YOUR GOAL: Write out the complete data exactly as written.

··· DATASET CONTENT

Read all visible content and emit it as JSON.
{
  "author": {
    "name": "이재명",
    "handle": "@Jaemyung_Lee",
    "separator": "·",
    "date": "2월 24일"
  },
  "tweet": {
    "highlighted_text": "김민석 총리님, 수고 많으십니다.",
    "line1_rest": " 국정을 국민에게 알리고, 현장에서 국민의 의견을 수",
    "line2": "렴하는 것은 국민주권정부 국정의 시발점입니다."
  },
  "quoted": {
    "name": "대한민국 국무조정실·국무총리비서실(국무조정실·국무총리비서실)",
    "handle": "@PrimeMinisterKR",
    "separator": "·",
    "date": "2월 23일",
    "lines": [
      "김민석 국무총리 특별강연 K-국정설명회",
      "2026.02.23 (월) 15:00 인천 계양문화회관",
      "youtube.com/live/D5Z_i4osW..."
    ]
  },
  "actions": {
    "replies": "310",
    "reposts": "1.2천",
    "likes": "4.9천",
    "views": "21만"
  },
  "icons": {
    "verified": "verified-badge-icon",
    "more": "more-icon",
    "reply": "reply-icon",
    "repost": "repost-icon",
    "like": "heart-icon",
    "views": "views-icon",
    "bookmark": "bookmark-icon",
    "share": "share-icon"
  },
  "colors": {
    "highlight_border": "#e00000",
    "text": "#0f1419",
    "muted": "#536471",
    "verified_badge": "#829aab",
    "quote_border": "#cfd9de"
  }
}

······

RESULT:
Read all visible content and emit it as JSON.
{
  "author": {
    "name": "이재명",
    "handle": "@Jaemyung_Lee",
    "separator": "·",
    "date": "2월 24일"
  },
  "tweet": {
    "highlighted_text": "김민석 총리님, 수고 많으십니다.",
    "line1_rest": " 국정을 국민에게 알리고, 현장에서 국민의 의견을 수",
    "line2": "렴하는 것은 국민주권정부 국정의 시발점입니다."
  },
  "quoted": {
    "name": "대한민국 국무조정실·국무총리비서실(국무조정실·국무총리비서실)",
    "handle": "@PrimeMinisterKR",
    "separator": "·",
    "date": "2월 23일",
    "lines": [
      "김민석 국무총리 특별강연 K-국정설명회",
      "2026.02.23 (월) 15:00 인천 계양문화회관",
      "youtube.com/live/D5Z_i4osW..."
    ]
  },
  "actions": {
    "replies": "310",
    "reposts": "1.2천",
    "likes": "4.9천",
    "views": "21만"
  },
  "icons": {
    "verified": "verified-badge-icon",
    "more": "more-icon",
    "reply": "reply-icon",
    "repost": "repost-icon",
    "like": "heart-icon",
    "views": "views-icon",
    "bookmark": "bookmark-icon",
    "share": "share-icon"
  },
  "colors": {
    "highlight_border": "#e00000",
    "text": "#0f1419",
    "muted": "#536471",
    "verified_badge": "#829aab",
    "quote_border": "#cfd9de"
  }
}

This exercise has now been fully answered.